I might give myself a similar time frame. "What you want and what you decide often aren't the same thing," Davidman says when I tell her this. "So what's your gut reaction? Do you want to be a mom?"
I consider all the irrationality and inaction presently pushing humanity toward catastrophe. We're just gonna have to figure it out, I think. Then I answer, "Yes."
"And do you also wish you could lead a child-free life and have that be OK?"
"Yes," I say, picturing myself filling my free time lobbying for climate legislation and creating art about it, à la Blythe Pepino.
"And you could see yourself down either path if you knew it was your truth?"
"Yes," I say, though I can't deny at this point that I want the child-free life just a little bit less.
One thing has become clear: If I remain childless based on a cesspool-like image in my head of what my unborn kid's home planet will look like, I'm essentially assuming the role of a fear-aggressive dog.

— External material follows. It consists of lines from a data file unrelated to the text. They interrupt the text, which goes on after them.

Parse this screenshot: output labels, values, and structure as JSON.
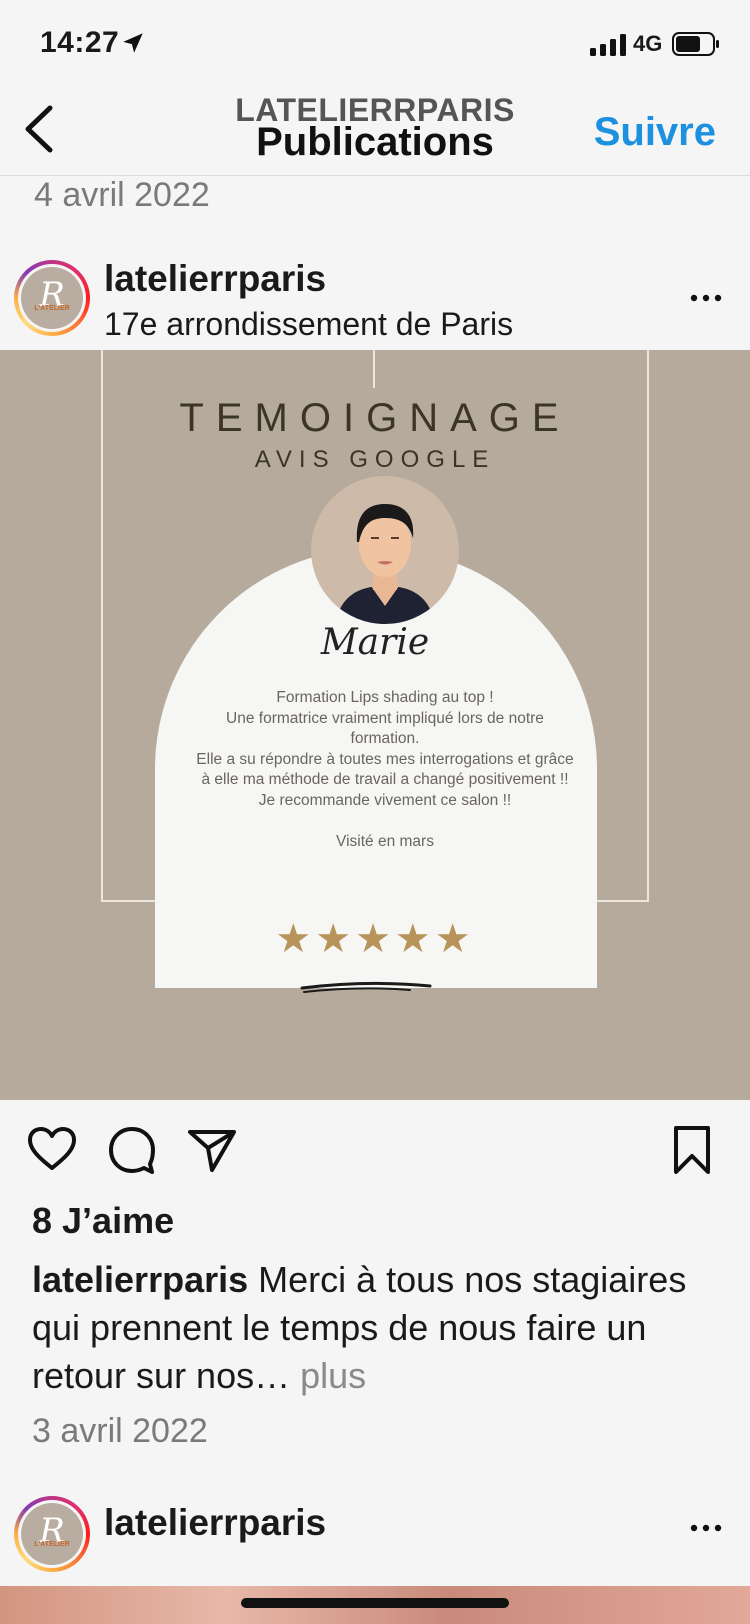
{
  "status_bar": {
    "time": "14:27",
    "network": "4G"
  },
  "nav": {
    "subtitle": "LATELIERRPARIS",
    "title": "Publications",
    "follow_label": "Suivre"
  },
  "previous_date": "4 avril 2022",
  "post": {
    "username": "latelierrparis",
    "location": "17e arrondissement de Paris",
    "avatar_letter": "R",
    "avatar_text": "L'ATELIER",
    "image": {
      "title": "TEMOIGNAGE",
      "subtitle": "AVIS GOOGLE",
      "signature": "Marie",
      "review_lines": [
        "Formation Lips shading au top !",
        "Une formatrice  vraiment impliqué lors de notre formation.",
        "Elle a su répondre à toutes mes interrogations et grâce à elle ma méthode de travail a changé positivement !!",
        "Je recommande vivement ce salon !!"
      ],
      "visit": "Visité en mars",
      "rating": 5,
      "star_color": "#b8935a",
      "background_color": "#b6aa9c"
    },
    "actions": [
      "like-icon",
      "comment-icon",
      "share-icon",
      "save-icon"
    ],
    "likes": "8 J’aime",
    "caption_user": "latelierrparis",
    "caption_text": " Merci à tous nos stagiaires qui prennent le temps de nous faire un retour sur nos…",
    "caption_more": " plus",
    "date": "3 avril 2022"
  },
  "next_post": {
    "username": "latelierrparis",
    "avatar_letter": "R",
    "avatar_text": "L'ATELIER"
  },
  "colors": {
    "accent": "#1d91e0",
    "background": "#f5f5f5"
  }
}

And just as I take pride in training those tendencies out of Maeve and making her a happier, better canine citizen, I'm looking forward to helping my own hypothetical kid make the most of their time on the beautiful, ephemeral Earth they've inherited—whatever it happens to look like.
This article appeared in the November/December 2019 edition with the headline "To Have or Not to Have."